▶ What you will do
Leaving nothing out, set down all the data exactly.

[Element data from apps and pages]
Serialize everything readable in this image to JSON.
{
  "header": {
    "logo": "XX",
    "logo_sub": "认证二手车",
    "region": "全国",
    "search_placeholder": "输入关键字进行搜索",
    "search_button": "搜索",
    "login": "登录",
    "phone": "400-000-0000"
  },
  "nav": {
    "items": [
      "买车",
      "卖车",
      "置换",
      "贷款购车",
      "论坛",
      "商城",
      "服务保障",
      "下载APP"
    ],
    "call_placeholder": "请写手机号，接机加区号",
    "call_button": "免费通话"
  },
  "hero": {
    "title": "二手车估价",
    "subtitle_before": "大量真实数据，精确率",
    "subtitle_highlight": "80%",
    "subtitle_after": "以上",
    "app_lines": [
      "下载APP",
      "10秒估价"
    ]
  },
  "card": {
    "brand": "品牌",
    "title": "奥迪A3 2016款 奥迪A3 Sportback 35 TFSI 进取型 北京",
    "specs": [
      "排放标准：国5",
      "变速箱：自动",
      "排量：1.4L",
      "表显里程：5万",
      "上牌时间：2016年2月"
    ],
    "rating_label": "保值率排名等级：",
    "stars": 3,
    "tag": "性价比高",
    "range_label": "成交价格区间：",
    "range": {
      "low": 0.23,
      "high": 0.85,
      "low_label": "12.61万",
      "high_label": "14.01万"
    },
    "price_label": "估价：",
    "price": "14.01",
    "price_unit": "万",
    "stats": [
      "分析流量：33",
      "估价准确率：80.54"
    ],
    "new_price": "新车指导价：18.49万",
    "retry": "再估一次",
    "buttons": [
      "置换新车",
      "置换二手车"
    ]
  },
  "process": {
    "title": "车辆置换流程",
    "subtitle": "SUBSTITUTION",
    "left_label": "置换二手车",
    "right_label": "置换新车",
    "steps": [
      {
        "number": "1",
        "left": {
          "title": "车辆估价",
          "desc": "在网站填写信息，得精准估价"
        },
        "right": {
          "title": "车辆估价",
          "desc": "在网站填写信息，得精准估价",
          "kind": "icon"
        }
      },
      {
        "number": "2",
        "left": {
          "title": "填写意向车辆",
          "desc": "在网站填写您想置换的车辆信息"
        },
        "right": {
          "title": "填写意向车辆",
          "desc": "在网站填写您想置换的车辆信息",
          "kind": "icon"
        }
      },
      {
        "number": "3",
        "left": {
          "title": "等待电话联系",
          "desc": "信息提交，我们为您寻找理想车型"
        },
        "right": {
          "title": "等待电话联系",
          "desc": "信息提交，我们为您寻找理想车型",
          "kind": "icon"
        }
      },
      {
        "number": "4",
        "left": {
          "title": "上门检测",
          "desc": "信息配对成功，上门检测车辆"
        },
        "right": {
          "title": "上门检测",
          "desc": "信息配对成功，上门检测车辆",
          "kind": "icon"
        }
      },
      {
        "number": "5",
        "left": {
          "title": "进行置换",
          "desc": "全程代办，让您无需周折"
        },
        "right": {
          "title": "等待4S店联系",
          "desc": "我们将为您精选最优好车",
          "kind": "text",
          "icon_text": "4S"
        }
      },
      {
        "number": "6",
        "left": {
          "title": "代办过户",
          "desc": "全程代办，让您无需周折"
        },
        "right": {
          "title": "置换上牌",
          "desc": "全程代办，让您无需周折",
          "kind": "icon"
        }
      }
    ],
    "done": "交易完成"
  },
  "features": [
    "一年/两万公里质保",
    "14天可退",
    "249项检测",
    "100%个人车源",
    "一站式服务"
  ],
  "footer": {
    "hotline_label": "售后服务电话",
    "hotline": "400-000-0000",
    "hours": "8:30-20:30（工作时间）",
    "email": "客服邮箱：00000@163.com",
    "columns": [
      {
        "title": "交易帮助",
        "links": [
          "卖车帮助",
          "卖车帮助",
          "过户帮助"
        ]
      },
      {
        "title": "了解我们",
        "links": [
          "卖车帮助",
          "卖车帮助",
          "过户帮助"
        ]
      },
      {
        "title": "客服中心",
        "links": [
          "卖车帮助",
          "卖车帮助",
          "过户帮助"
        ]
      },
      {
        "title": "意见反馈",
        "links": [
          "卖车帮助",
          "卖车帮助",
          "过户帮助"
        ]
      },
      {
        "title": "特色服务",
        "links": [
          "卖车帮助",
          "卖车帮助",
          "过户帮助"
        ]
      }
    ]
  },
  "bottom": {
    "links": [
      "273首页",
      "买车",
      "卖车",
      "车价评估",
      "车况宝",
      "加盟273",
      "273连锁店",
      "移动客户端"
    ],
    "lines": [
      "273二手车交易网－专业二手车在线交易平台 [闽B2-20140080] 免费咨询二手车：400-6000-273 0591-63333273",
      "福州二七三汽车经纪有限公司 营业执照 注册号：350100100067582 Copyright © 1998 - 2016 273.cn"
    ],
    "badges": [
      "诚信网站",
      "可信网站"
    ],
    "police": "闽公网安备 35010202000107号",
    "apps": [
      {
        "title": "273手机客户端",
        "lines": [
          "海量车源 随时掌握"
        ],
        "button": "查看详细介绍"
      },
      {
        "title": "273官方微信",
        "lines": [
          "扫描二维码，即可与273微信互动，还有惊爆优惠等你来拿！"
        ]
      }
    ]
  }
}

▶ Answer box
Serialize everything readable in this image to JSON.
{
  "header": {
    "logo": "XX",
    "logo_sub": "认证二手车",
    "region": "全国",
    "search_placeholder": "输入关键字进行搜索",
    "search_button": "搜索",
    "login": "登录",
    "phone": "400-000-0000"
  },
  "nav": {
    "items": [
      "买车",
      "卖车",
      "置换",
      "贷款购车",
      "论坛",
      "商城",
      "服务保障",
      "下载APP"
    ],
    "call_placeholder": "请写手机号，接机加区号",
    "call_button": "免费通话"
  },
  "hero": {
    "title": "二手车估价",
    "subtitle_before": "大量真实数据，精确率",
    "subtitle_highlight": "80%",
    "subtitle_after": "以上",
    "app_lines": [
      "下载APP",
      "10秒估价"
    ]
  },
  "card": {
    "brand": "品牌",
    "title": "奥迪A3 2016款 奥迪A3 Sportback 35 TFSI 进取型 北京",
    "specs": [
      "排放标准：国5",
      "变速箱：自动",
      "排量：1.4L",
      "表显里程：5万",
      "上牌时间：2016年2月"
    ],
    "rating_label": "保值率排名等级：",
    "stars": 3,
    "tag": "性价比高",
    "range_label": "成交价格区间：",
    "range": {
      "low": 0.23,
      "high": 0.85,
      "low_label": "12.61万",
      "high_label": "14.01万"
    },
    "price_label": "估价：",
    "price": "14.01",
    "price_unit": "万",
    "stats": [
      "分析流量：33",
      "估价准确率：80.54"
    ],
    "new_price": "新车指导价：18.49万",
    "retry": "再估一次",
    "buttons": [
      "置换新车",
      "置换二手车"
    ]
  },
  "process": {
    "title": "车辆置换流程",
    "subtitle": "SUBSTITUTION",
    "left_label": "置换二手车",
    "right_label": "置换新车",
    "steps": [
      {
        "number": "1",
        "left": {
          "title": "车辆估价",
          "desc": "在网站填写信息，得精准估价"
        },
        "right": {
          "title": "车辆估价",
          "desc": "在网站填写信息，得精准估价",
          "kind": "icon"
        }
      },
      {
        "number": "2",
        "left": {
          "title": "填写意向车辆",
          "desc": "在网站填写您想置换的车辆信息"
        },
        "right": {
          "title": "填写意向车辆",
          "desc": "在网站填写您想置换的车辆信息",
          "kind": "icon"
        }
      },
      {
        "number": "3",
        "left": {
          "title": "等待电话联系",
          "desc": "信息提交，我们为您寻找理想车型"
        },
        "right": {
          "title": "等待电话联系",
          "desc": "信息提交，我们为您寻找理想车型",
          "kind": "icon"
        }
      },
      {
        "number": "4",
        "left": {
          "title": "上门检测",
          "desc": "信息配对成功，上门检测车辆"
        },
        "right": {
          "title": "上门检测",
          "desc": "信息配对成功，上门检测车辆",
          "kind": "icon"
        }
      },
      {
        "number": "5",
        "left": {
          "title": "进行置换",
          "desc": "全程代办，让您无需周折"
        },
        "right": {
          "title": "等待4S店联系",
          "desc": "我们将为您精选最优好车",
          "kind": "text",
          "icon_text": "4S"
        }
      },
      {
        "number": "6",
        "left": {
          "title": "代办过户",
          "desc": "全程代办，让您无需周折"
        },
        "right": {
          "title": "置换上牌",
          "desc": "全程代办，让您无需周折",
          "kind": "icon"
        }
      }
    ],
    "done": "交易完成"
  },
  "features": [
    "一年/两万公里质保",
    "14天可退",
    "249项检测",
    "100%个人车源",
    "一站式服务"
  ],
  "footer": {
    "hotline_label": "售后服务电话",
    "hotline": "400-000-0000",
    "hours": "8:30-20:30（工作时间）",
    "email": "客服邮箱：00000@163.com",
    "columns": [
      {
        "title": "交易帮助",
        "links": [
          "卖车帮助",
          "卖车帮助",
          "过户帮助"
        ]
      },
      {
        "title": "了解我们",
        "links": [
          "卖车帮助",
          "卖车帮助",
          "过户帮助"
        ]
      },
      {
        "title": "客服中心",
        "links": [
          "卖车帮助",
          "卖车帮助",
          "过户帮助"
        ]
      },
      {
        "title": "意见反馈",
        "links": [
          "卖车帮助",
          "卖车帮助",
          "过户帮助"
        ]
      },
      {
        "title": "特色服务",
        "links": [
          "卖车帮助",
          "卖车帮助",
          "过户帮助"
        ]
      }
    ]
  },
  "bottom": {
    "links": [
      "273首页",
      "买车",
      "卖车",
      "车价评估",
      "车况宝",
      "加盟273",
      "273连锁店",
      "移动客户端"
    ],
    "lines": [
      "273二手车交易网－专业二手车在线交易平台 [闽B2-20140080] 免费咨询二手车：400-6000-273 0591-63333273",
      "福州二七三汽车经纪有限公司 营业执照 注册号：350100100067582 Copyright © 1998 - 2016 273.cn"
    ],
    "badges": [
      "诚信网站",
      "可信网站"
    ],
    "police": "闽公网安备 35010202000107号",
    "apps": [
      {
        "title": "273手机客户端",
        "lines": [
          "海量车源 随时掌握"
        ],
        "button": "查看详细介绍"
      },
      {
        "title": "273官方微信",
        "lines": [
          "扫描二维码，即可与273微信互动，还有惊爆优惠等你来拿！"
        ]
      }
    ]
  }
}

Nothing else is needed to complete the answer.